2) Robocop (1987) – Part Man. Part Machine. All Cop. Imagine yourself a young boy in the 80s whose tastes for the finer things in life include superheros, gunfire, explosions, robots, and invincibility. If you can come up with a better tag line for such an audience, quick your job and write movie poster copy.

Of course, any young person watching this movie in his or her youth (Warning: do not let young people watch this movie; it is traumatically violent) will miss the endless allegories and critiques of capitalism, greed, consumerism, commercial exploitation, and identity loss. On the surface, Robcocop is a sci-fi superhero thriller where the protagonist holsters his gun inside his leg. Similar to The Terminator, no one should have expected such a cerebral story and polished production. Yet it was praised by critics and became the 16th top-grossing movie of 1987. Although many of the film’s themes reflect the monetary and commercial obsessiveness of the 80s, the film continues to echo through time as a dark foreshadow on the dangers of reckless technological and social incorporation.

1) Ghostbusters (1984) – Of the things one could say of Ghostbusters‘ legacy, none is more appealing than the addition of Bill Murray. Yes, the film is rounded out by a flawless cast, including writers Dan Aykroyd and Harold Ramis, Ernie Hudson, Sigourney Weaver, Rick Moranis, and Annie Potts. But it is Murray who remains indefatigable in his signature role as the wise-cracking, aloof Peter Venkman.

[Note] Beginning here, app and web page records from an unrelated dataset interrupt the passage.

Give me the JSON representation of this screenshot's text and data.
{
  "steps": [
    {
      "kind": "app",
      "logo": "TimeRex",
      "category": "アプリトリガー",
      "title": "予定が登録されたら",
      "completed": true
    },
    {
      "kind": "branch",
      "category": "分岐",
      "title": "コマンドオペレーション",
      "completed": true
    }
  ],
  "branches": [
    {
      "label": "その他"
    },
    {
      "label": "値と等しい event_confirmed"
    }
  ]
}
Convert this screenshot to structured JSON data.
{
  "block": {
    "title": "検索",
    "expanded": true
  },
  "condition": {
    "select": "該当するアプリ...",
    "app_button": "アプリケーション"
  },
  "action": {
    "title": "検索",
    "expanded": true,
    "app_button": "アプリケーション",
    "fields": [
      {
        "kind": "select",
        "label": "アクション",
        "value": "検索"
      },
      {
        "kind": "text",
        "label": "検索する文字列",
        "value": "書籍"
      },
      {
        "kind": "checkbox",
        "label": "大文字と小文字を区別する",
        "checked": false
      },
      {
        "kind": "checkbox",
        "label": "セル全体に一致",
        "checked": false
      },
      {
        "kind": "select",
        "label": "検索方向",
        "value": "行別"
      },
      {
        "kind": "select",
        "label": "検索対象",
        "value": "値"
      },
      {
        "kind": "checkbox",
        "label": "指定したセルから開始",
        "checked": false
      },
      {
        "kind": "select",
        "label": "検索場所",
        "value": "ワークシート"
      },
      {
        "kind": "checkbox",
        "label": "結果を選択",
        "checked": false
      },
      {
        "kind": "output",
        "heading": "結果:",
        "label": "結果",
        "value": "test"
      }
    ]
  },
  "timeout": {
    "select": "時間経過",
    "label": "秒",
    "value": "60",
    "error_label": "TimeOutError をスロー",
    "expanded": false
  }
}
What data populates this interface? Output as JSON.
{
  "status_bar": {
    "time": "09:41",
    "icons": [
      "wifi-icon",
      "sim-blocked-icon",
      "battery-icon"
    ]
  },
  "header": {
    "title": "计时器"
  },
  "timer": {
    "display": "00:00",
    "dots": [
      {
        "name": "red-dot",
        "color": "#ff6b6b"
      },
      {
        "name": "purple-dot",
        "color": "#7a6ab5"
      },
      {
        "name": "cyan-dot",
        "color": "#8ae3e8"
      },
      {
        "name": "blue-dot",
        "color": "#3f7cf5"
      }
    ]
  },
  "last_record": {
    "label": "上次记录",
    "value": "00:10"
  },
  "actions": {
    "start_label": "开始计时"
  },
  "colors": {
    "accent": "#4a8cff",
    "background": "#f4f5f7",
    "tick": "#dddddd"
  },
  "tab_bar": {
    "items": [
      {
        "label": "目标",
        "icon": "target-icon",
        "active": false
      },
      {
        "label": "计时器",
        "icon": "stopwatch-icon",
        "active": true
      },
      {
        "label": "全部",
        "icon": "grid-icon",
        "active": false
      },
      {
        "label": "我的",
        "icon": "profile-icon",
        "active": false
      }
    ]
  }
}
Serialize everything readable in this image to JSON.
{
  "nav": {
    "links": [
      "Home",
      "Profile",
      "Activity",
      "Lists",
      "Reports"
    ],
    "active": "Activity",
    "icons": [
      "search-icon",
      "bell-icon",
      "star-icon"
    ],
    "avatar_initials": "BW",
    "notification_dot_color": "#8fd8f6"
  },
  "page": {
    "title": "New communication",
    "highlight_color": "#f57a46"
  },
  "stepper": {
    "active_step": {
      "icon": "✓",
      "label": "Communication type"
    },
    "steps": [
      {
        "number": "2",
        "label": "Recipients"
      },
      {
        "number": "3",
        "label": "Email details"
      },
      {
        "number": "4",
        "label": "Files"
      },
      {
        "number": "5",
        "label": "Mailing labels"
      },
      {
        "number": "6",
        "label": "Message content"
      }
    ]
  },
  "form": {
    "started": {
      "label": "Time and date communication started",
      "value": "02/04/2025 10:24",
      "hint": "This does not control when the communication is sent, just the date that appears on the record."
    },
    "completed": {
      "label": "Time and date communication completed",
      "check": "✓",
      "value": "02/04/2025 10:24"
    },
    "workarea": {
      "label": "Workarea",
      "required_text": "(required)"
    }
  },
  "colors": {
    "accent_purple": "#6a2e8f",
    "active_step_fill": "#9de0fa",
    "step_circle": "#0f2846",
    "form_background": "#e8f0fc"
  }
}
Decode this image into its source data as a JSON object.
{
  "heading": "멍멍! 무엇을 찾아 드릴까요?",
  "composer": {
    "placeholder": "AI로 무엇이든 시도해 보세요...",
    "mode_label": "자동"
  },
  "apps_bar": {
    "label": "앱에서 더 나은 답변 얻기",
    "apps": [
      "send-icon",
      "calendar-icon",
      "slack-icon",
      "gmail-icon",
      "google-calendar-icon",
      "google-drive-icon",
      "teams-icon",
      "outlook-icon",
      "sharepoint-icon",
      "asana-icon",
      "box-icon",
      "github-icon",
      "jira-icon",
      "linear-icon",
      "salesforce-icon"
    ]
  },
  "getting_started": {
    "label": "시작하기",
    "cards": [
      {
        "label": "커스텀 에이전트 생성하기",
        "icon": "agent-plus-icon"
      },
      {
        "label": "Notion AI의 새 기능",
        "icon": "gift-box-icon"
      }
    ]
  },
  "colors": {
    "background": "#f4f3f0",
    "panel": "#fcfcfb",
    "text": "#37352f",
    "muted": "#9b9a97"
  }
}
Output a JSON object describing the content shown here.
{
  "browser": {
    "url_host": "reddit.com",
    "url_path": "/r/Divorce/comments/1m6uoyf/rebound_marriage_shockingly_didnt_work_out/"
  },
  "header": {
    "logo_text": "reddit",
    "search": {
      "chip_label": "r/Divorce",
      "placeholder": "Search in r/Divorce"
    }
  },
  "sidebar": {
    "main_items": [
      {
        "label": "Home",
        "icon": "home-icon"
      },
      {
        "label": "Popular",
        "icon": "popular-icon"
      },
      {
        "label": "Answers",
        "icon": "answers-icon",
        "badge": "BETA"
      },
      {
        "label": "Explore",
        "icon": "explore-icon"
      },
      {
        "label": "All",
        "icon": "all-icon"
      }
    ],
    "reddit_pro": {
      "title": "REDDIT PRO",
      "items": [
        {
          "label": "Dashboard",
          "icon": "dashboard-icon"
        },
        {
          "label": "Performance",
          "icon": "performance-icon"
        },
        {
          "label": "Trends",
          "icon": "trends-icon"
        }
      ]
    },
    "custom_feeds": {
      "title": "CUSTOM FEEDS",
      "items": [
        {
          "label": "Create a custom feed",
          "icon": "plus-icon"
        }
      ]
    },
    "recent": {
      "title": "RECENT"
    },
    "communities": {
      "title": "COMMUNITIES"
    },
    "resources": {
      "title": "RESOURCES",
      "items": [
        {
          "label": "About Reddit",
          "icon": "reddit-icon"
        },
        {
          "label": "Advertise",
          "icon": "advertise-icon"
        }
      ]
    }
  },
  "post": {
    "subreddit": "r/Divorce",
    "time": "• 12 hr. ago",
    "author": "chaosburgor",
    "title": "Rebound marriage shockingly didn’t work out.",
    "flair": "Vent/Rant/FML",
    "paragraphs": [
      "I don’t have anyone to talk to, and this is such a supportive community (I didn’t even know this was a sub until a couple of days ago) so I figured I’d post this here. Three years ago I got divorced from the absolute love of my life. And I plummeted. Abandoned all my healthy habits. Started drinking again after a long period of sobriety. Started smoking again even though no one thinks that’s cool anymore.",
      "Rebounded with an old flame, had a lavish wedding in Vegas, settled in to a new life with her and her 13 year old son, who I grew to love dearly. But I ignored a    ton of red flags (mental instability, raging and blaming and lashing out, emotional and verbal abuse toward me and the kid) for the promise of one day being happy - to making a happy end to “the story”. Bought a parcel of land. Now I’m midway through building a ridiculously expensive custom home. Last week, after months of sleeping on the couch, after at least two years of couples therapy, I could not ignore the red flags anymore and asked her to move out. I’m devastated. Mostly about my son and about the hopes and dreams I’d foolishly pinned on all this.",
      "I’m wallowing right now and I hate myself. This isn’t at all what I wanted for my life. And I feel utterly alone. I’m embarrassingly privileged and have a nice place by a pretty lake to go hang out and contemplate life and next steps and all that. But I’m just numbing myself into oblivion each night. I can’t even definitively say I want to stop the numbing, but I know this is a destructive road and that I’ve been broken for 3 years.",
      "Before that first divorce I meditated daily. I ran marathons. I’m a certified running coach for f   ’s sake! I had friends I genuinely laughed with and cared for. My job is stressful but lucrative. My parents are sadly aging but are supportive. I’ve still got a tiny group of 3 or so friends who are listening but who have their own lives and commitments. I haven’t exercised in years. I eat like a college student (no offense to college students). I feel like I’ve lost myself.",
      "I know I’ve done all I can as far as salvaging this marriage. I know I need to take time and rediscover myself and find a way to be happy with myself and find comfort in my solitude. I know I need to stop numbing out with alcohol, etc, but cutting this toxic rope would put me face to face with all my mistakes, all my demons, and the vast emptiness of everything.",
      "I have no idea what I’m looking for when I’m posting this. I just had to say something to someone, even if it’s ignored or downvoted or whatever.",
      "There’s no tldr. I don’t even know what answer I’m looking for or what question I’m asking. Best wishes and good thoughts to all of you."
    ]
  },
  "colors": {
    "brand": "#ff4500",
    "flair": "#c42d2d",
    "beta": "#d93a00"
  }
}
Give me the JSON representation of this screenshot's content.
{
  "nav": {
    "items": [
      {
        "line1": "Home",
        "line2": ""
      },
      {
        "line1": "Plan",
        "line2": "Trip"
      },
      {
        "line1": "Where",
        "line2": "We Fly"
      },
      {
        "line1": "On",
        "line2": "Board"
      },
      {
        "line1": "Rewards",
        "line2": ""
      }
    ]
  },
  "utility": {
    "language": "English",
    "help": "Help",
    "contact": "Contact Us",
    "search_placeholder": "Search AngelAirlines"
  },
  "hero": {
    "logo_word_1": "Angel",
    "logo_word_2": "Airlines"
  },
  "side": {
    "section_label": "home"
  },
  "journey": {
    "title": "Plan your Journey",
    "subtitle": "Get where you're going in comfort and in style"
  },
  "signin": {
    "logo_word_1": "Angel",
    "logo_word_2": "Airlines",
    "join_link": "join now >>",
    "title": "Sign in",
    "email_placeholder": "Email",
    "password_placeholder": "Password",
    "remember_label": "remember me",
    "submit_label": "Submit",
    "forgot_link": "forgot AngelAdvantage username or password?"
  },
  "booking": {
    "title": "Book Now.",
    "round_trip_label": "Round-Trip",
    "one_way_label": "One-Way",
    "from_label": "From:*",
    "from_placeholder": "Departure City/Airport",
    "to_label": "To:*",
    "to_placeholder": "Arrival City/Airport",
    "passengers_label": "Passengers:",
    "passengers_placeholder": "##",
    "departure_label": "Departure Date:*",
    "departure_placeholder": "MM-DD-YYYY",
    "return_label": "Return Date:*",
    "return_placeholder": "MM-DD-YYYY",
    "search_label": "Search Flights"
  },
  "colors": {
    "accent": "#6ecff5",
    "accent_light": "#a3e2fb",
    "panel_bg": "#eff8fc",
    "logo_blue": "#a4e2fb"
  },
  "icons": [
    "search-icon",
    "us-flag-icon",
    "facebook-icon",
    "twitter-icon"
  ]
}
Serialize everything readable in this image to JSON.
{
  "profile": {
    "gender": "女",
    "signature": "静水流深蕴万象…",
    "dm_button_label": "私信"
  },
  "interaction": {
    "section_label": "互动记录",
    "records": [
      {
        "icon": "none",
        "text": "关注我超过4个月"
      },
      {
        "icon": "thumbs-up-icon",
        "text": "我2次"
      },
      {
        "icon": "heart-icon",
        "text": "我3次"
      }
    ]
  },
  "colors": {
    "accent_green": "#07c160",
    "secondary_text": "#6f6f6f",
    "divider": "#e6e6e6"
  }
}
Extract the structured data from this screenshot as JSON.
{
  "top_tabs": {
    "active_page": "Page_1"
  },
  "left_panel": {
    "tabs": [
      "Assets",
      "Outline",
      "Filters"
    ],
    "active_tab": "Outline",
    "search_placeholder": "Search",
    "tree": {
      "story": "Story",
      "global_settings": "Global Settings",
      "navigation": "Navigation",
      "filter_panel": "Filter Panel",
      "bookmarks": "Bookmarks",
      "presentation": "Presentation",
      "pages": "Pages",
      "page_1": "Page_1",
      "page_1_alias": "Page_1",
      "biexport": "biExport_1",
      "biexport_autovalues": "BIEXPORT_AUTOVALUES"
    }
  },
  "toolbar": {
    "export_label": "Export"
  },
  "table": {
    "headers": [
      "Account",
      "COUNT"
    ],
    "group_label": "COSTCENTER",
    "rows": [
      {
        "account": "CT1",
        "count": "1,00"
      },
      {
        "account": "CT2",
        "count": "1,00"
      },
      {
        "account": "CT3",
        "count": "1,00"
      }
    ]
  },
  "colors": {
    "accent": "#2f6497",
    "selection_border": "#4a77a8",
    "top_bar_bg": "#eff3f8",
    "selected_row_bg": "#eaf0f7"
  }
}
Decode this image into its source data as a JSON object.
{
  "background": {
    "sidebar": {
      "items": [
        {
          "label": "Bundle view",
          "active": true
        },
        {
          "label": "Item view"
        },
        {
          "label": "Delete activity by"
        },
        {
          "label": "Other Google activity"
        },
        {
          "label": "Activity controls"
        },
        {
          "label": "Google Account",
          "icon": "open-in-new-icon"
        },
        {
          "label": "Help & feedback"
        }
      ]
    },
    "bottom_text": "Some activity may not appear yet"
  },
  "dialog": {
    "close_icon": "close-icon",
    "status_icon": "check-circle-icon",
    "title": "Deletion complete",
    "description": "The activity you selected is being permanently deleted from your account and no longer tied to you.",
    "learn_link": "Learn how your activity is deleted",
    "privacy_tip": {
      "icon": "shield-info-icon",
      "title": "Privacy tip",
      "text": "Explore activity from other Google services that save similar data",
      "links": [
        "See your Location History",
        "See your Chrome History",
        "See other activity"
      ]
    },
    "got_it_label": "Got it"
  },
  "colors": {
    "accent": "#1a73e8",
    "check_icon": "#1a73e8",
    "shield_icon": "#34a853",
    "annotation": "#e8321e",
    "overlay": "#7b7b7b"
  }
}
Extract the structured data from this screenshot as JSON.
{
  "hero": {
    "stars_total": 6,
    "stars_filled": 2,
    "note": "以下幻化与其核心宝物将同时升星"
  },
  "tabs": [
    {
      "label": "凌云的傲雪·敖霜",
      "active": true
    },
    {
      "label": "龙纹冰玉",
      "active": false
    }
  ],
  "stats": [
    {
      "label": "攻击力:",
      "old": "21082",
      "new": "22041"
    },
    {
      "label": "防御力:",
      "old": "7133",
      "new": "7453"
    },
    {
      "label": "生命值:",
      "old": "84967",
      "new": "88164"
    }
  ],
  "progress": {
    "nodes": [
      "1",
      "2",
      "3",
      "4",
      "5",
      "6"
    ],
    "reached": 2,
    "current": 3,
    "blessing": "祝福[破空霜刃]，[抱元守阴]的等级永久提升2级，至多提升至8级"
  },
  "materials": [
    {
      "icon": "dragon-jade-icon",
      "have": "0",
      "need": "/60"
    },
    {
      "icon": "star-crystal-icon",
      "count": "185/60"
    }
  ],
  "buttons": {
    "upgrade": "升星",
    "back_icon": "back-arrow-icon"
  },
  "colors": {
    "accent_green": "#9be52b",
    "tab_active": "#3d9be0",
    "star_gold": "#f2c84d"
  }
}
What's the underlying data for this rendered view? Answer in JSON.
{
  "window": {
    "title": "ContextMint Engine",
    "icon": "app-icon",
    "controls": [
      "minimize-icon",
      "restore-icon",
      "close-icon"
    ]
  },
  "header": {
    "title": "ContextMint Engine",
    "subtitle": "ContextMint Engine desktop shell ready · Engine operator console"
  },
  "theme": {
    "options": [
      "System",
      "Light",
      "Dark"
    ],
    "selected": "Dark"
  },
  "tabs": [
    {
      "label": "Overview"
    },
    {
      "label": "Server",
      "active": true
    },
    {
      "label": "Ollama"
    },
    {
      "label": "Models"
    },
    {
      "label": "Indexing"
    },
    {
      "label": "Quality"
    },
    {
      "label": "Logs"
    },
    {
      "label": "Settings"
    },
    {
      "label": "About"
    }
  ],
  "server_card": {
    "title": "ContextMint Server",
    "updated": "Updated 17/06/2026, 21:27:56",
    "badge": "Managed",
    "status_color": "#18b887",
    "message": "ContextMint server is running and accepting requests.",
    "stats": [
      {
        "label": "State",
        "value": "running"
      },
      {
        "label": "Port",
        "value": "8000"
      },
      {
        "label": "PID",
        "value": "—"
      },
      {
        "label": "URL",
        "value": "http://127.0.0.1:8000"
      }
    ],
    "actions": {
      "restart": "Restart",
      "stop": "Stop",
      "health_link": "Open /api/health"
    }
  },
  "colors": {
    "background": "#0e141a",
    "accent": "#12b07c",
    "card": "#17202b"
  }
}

When Aykroyd first conceived the project he had fellow Blues Brother John Belushi in mind for the role of Venkman. Belushi, however, died while the script was still in development. Murray stepped into the role, improvising the majority of his lines and ad-libbing his way into comedy history.

The strength of Ghostbusters lies in the cast’s collective performance. Aykroyd and Ramis are the brains and subsequently the nerds; Murray is much like the older brother who is by now immune to his surrounding absurdity yet beyond reproach in his criticism of it. Hudson is the everyman; Weaver is the beautiful damsel in distress; Potts and Moranis are the quintessential New Yorkers providing an elemental sense of geography (where else could Ghostbusters take place?). The story was never intended to be highbrow, but just as most Hollywood triumphs weren’t, the sum of its parts magically work together to create something bigger. Ghostbusters is in the hearts and minds of a generation still yearning to wear a proton-pack and drive Ecto-1, and its legacy is now ready to be passed down to the next audience who will undoubtedly find something to relate to, something to mimic, something to idolize, and always something to laugh at.

Honorable Mention: Aliens, The Karate Kid Part II, Manhunter, Rocky IV, Pretty in Pink, Wall Street, To Live & Die in L.A., Lethal Weapon